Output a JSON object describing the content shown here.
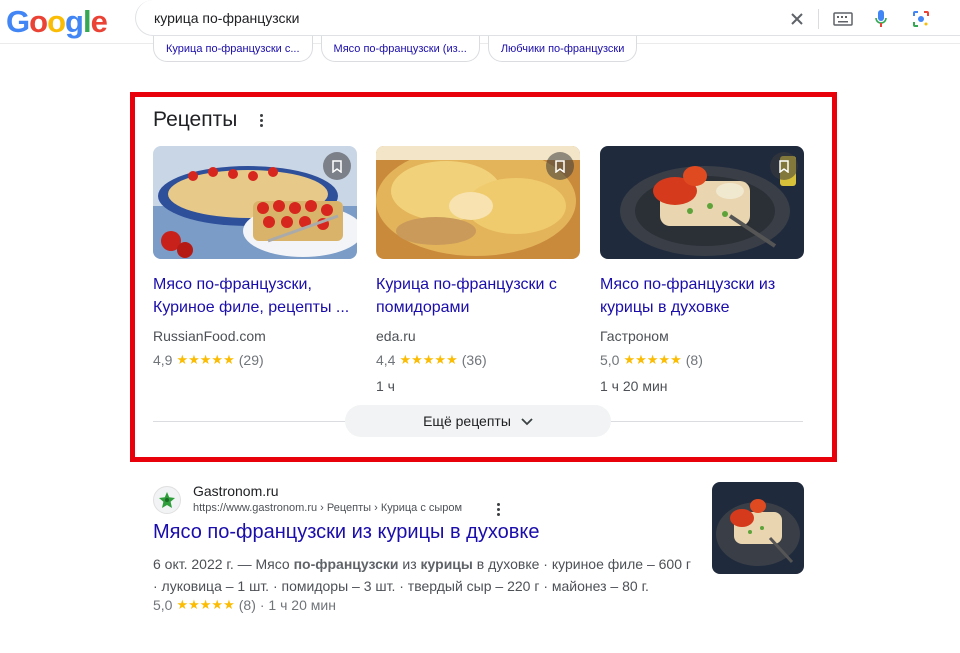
{
  "search": {
    "query": "курица по-французски"
  },
  "logo": {
    "letters": [
      "G",
      "o",
      "o",
      "g",
      "l",
      "e"
    ],
    "colors": [
      "#4285f4",
      "#ea4335",
      "#fbbc05",
      "#4285f4",
      "#34a853",
      "#ea4335"
    ]
  },
  "chips": [
    "Курица по-французски с...",
    "Мясо по-французски (из...",
    "Любчики по-французски"
  ],
  "recipes": {
    "title": "Рецепты",
    "cards": [
      {
        "title": "Мясо по-французски, Куриное филе, рецепты ...",
        "source": "RussianFood.com",
        "rating": "4,9",
        "stars": "★★★★★",
        "count": "(29)",
        "time": ""
      },
      {
        "title": "Курица по-французски с помидорами",
        "source": "eda.ru",
        "rating": "4,4",
        "stars": "★★★★★",
        "count": "(36)",
        "time": "1 ч"
      },
      {
        "title": "Мясо по-французски из курицы в духовке",
        "source": "Гастроном",
        "rating": "5,0",
        "stars": "★★★★★",
        "count": "(8)",
        "time": "1 ч 20 мин"
      }
    ],
    "more_label": "Ещё рецепты"
  },
  "result": {
    "site_name": "Gastronom.ru",
    "url": "https://www.gastronom.ru › Рецепты › Курица с сыром",
    "title": "Мясо по-французски из курицы в духовке",
    "snippet_date": "6 окт. 2022 г. — Мясо ",
    "snippet_b1": "по-французски",
    "snippet_mid": " из ",
    "snippet_b2": "курицы",
    "snippet_rest": " в духовке · куриное филе – 600 г · луковица – 1 шт. · помидоры – 3 шт. · твердый сыр – 220 г · майонез – 80 г.",
    "rating": "5,0",
    "stars": "★★★★★",
    "count": "(8)",
    "time": "· 1 ч 20 мин"
  },
  "colors": {
    "link": "#1a0dab",
    "star": "#fbbc04",
    "highlight": "#e8000b"
  }
}
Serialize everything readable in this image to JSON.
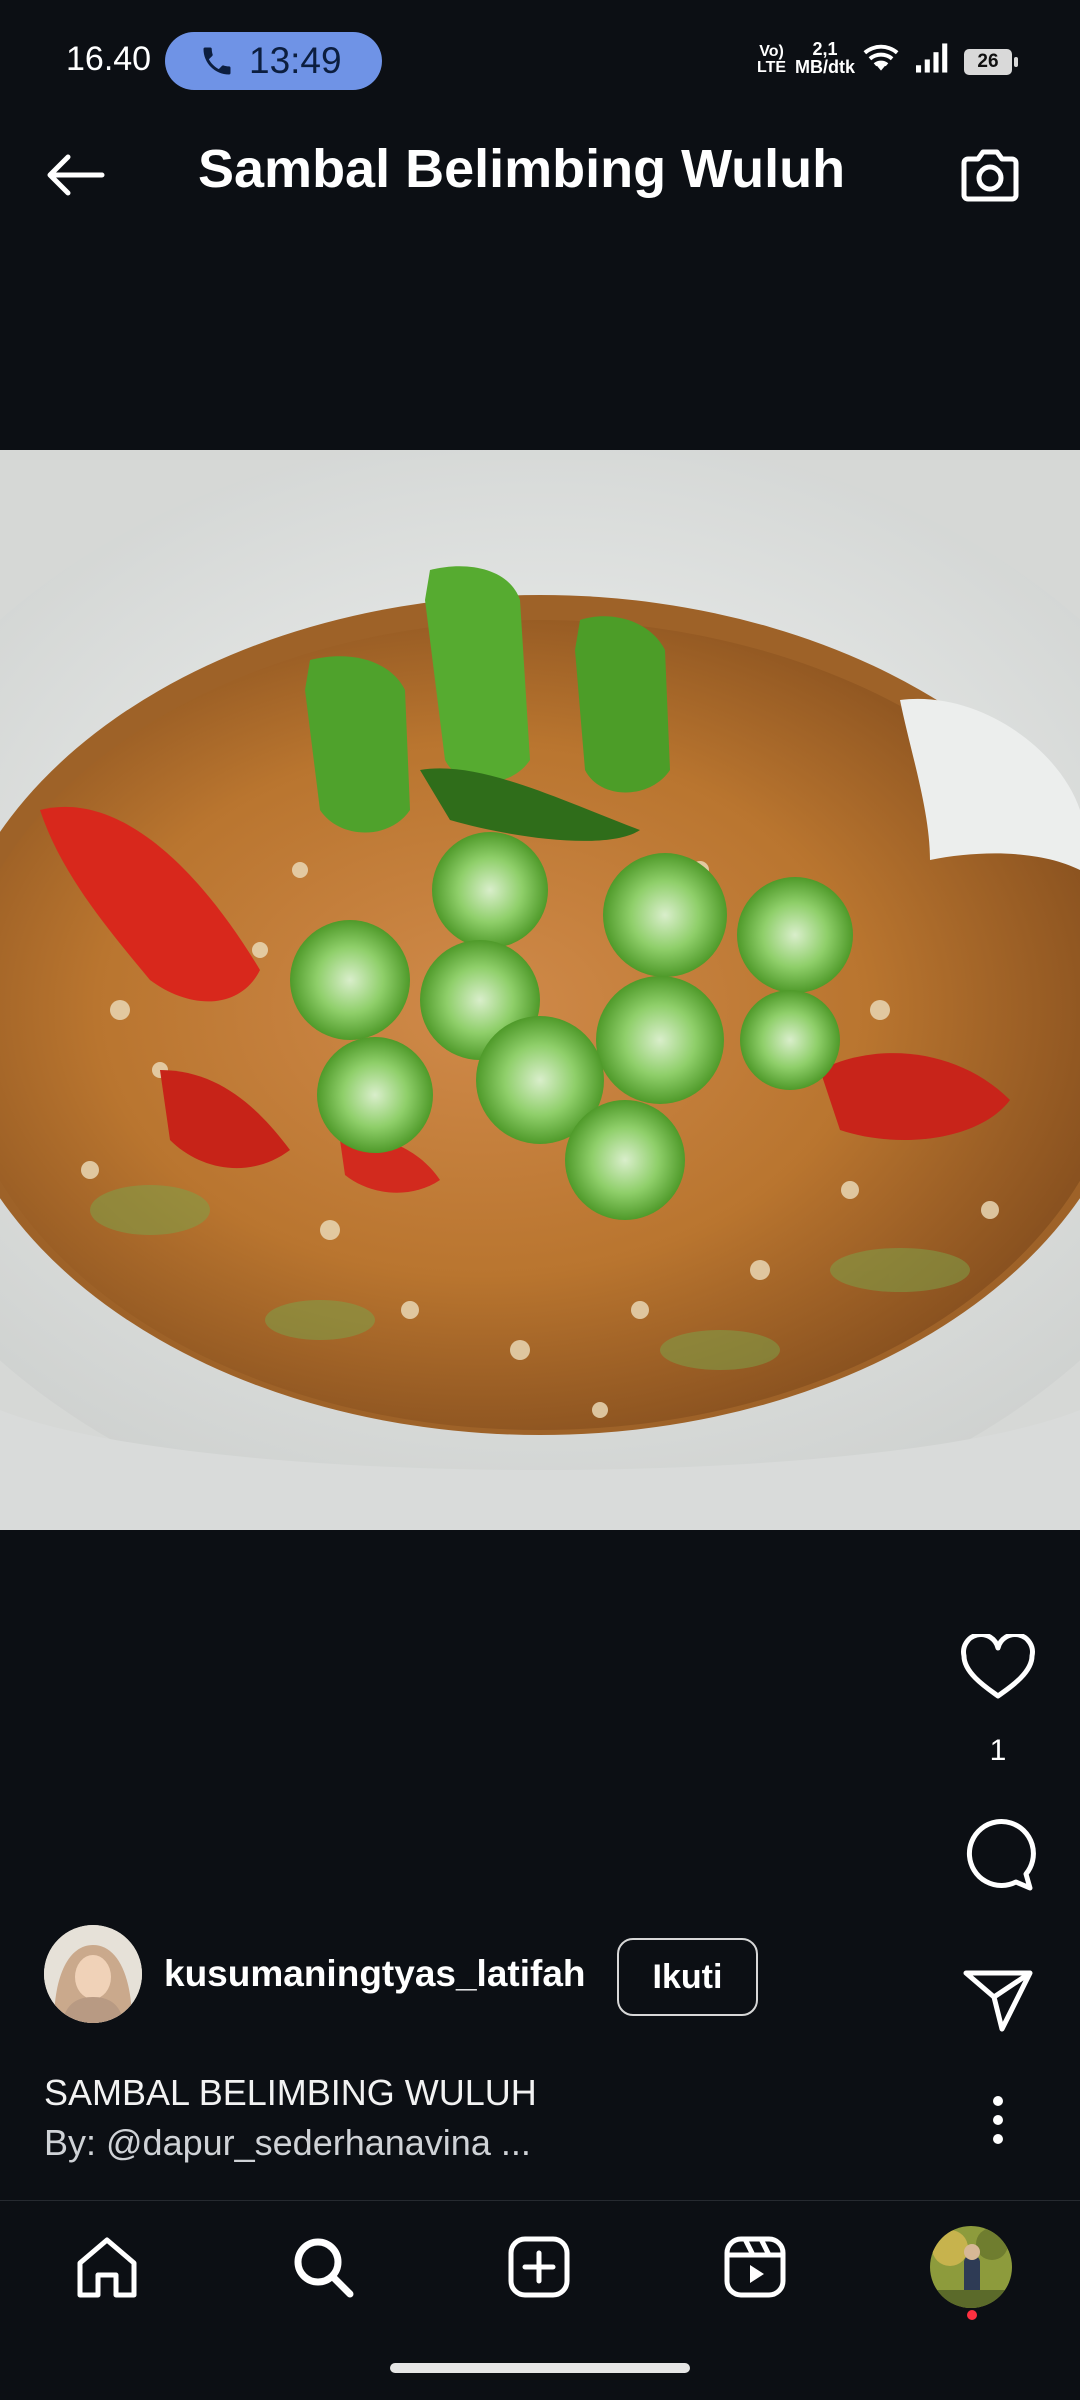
{
  "status_bar": {
    "time": "16.40",
    "call_time": "13:49",
    "network_tag_top": "Vo)",
    "network_tag_bottom": "LTE",
    "speed_value": "2,1",
    "speed_unit": "MB/dtk",
    "battery": "26"
  },
  "header": {
    "title": "Sambal Belimbing Wuluh",
    "back_icon": "arrow-left-icon",
    "camera_icon": "camera-icon"
  },
  "post": {
    "image_description_icon": "food-photo",
    "like_count": "1",
    "author": {
      "username": "kusumaningtyas_latifah",
      "follow_label": "Ikuti"
    },
    "caption": {
      "line1": "SAMBAL BELIMBING WULUH",
      "prefix": "By: ",
      "mention": "@dapur_sederhanavina ..."
    }
  },
  "nav": {
    "items": [
      "home-icon",
      "search-icon",
      "create-icon",
      "reels-icon",
      "profile-avatar"
    ]
  },
  "colors": {
    "background": "#0c0f14",
    "call_pill": "#6f93e6",
    "notification_dot": "#ff3040"
  }
}
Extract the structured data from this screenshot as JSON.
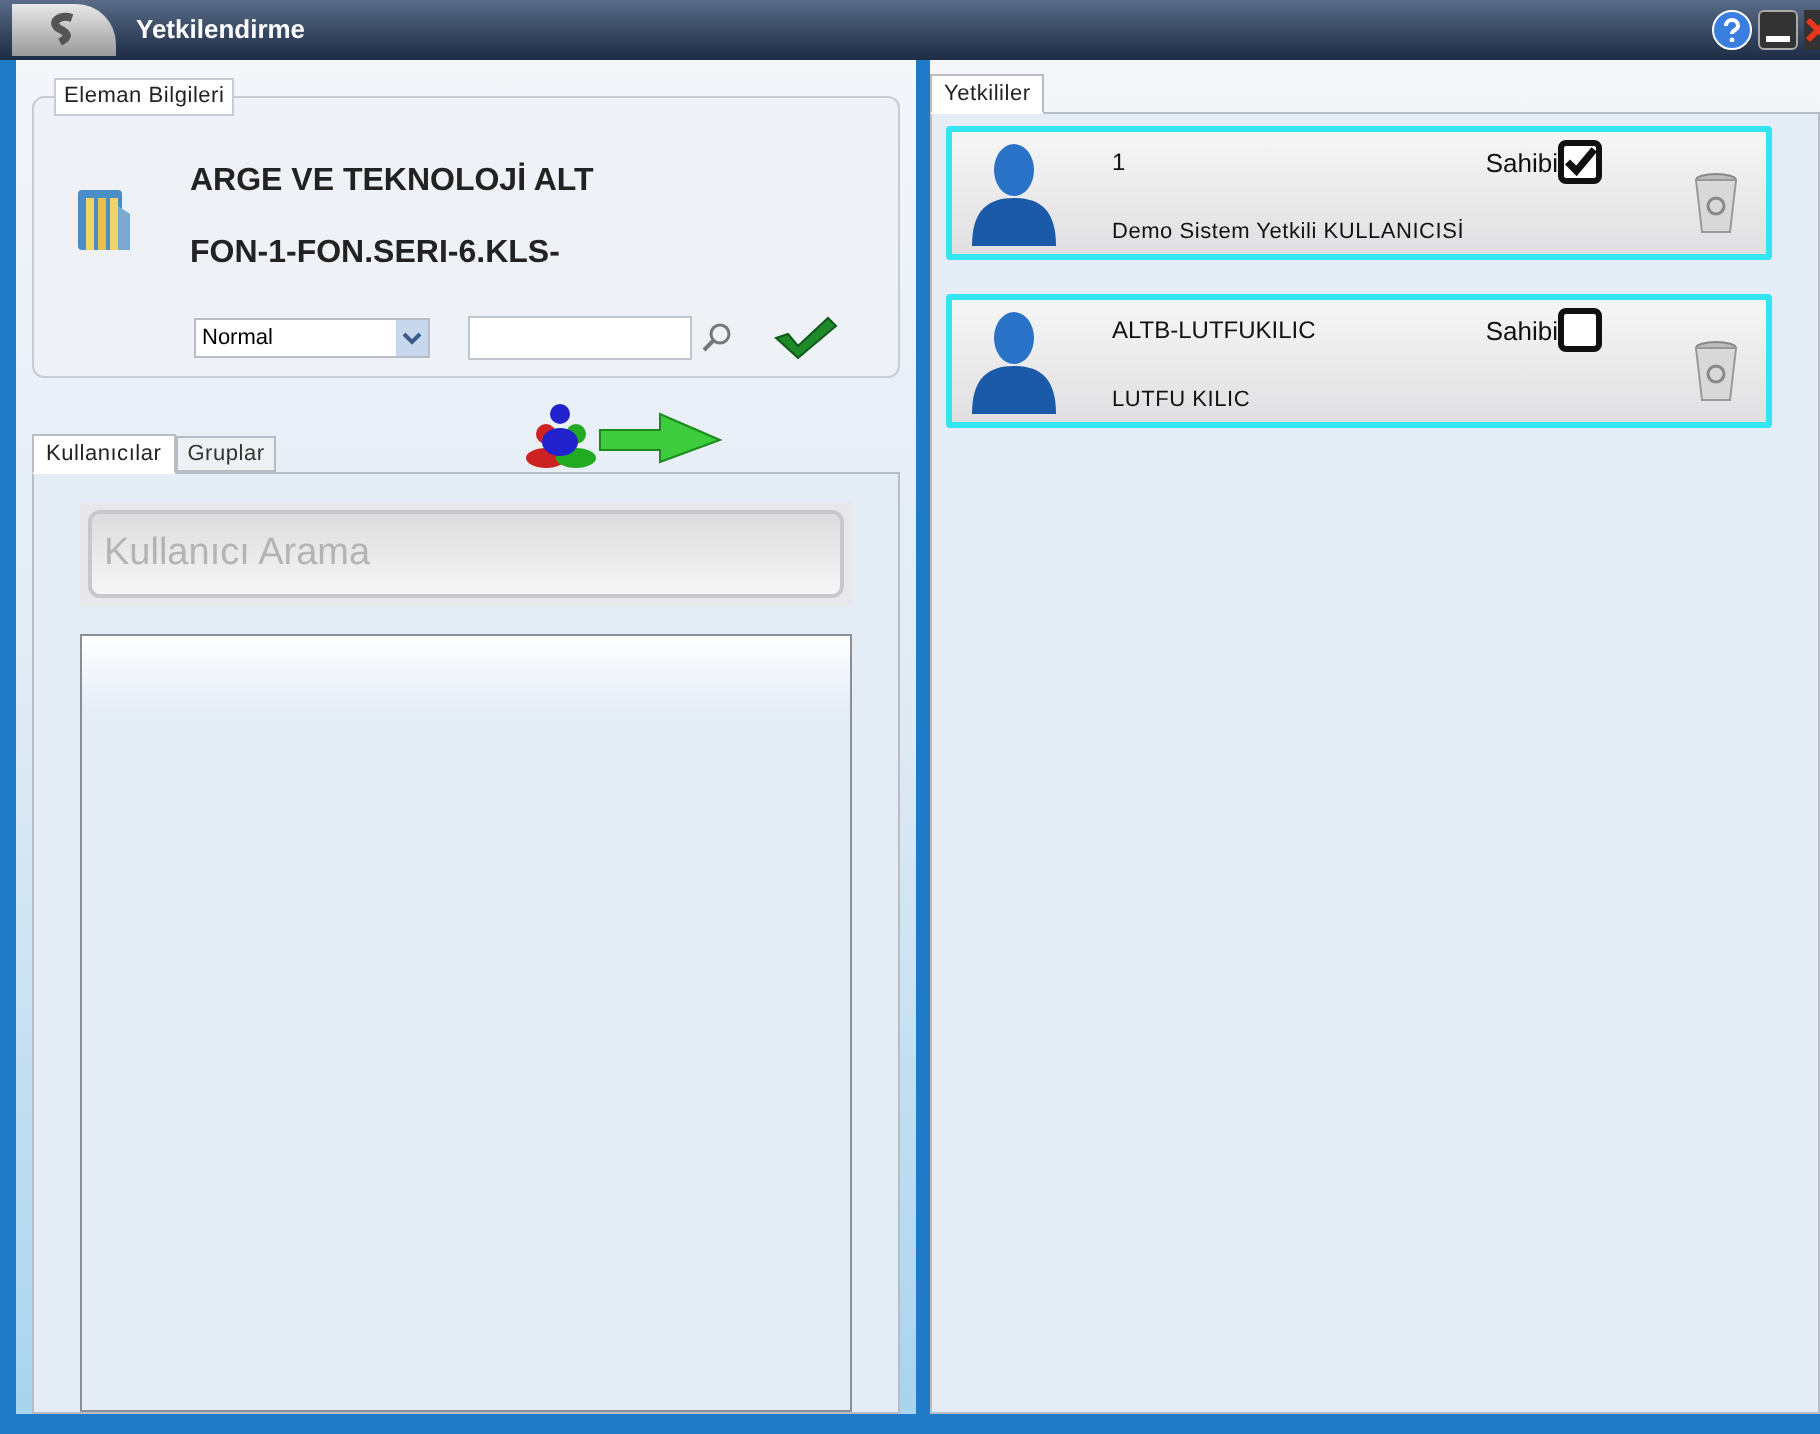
{
  "window": {
    "title": "Yetkilendirme"
  },
  "element_info": {
    "legend": "Eleman Bilgileri",
    "name_lines": [
      "ARGE VE TEKNOLOJİ ALT",
      "FON-1-FON.SERI-6.KLS-"
    ],
    "mode_select": {
      "value": "Normal"
    }
  },
  "left_tabs": [
    {
      "label": "Kullanıcılar",
      "selected": true
    },
    {
      "label": "Gruplar",
      "selected": false
    }
  ],
  "user_search": {
    "placeholder": "Kullanıcı Arama"
  },
  "right_tabs": [
    {
      "label": "Yetkililer",
      "selected": true
    }
  ],
  "authorized": [
    {
      "code": "1",
      "owner_label": "Sahibi",
      "owner": true,
      "full_name": "Demo Sistem Yetkili KULLANICISİ"
    },
    {
      "code": "ALTB-LUTFUKILIC",
      "owner_label": "Sahibi",
      "owner": false,
      "full_name": "LUTFU KILIC"
    }
  ]
}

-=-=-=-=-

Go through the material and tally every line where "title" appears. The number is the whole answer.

* **OUTPUT OF THE EXERCISE**
7